Entries from a dataset of interfaces
# # # # # # #

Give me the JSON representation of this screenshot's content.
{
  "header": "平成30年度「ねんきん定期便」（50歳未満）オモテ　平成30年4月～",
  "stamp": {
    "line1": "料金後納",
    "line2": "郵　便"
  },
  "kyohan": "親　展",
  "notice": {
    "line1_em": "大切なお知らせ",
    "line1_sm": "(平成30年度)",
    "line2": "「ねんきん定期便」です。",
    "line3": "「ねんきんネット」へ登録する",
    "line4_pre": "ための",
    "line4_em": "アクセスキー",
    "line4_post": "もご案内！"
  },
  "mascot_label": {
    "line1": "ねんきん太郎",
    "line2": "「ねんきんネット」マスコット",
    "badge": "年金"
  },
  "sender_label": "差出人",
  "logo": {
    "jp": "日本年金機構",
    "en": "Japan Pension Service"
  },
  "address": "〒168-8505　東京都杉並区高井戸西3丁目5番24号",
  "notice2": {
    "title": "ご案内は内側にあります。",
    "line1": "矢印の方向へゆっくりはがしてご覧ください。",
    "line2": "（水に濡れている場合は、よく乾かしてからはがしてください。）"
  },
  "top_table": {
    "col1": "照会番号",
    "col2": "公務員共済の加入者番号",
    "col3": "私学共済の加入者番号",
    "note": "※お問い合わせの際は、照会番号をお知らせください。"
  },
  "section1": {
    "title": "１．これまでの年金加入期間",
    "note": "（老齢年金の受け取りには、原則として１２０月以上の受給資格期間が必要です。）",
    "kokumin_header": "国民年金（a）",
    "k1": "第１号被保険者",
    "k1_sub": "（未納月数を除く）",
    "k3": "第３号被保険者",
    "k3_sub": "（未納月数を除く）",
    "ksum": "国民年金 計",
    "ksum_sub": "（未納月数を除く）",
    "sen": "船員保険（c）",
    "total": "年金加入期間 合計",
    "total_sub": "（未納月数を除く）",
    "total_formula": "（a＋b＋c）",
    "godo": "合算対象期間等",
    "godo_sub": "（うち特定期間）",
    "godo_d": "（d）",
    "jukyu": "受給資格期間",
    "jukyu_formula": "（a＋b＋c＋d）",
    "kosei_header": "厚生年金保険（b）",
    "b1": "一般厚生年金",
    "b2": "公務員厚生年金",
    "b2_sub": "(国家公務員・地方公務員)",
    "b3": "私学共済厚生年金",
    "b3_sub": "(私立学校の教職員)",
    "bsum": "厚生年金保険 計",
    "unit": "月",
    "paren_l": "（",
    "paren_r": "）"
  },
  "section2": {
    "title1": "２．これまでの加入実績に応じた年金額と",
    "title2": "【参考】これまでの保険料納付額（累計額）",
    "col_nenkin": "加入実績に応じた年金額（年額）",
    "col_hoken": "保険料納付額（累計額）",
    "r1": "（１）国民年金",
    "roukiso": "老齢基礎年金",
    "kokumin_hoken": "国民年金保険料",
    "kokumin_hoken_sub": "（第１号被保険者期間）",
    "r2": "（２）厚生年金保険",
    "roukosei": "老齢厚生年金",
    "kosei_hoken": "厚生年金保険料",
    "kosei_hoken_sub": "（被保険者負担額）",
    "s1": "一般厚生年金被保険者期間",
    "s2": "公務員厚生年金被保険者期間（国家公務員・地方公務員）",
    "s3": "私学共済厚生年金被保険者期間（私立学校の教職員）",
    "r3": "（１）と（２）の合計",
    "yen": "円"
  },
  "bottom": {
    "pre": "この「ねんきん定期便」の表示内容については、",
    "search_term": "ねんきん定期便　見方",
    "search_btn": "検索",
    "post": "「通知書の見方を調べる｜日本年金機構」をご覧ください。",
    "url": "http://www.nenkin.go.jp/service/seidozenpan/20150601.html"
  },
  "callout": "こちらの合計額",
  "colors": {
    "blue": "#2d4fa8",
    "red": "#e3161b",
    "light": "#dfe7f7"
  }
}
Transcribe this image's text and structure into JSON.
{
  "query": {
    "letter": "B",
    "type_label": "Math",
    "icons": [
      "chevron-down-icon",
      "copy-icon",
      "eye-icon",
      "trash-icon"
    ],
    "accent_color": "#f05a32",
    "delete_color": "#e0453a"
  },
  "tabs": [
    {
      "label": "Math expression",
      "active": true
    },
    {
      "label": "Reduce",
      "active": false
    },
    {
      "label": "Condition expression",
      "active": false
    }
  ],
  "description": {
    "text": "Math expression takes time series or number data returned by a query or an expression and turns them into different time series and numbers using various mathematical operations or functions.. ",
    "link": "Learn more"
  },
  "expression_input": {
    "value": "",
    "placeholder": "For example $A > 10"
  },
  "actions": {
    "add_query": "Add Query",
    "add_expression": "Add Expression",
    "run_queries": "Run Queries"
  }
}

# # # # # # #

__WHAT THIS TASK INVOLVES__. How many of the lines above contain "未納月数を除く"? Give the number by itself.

__TASK RESPONSE__. 4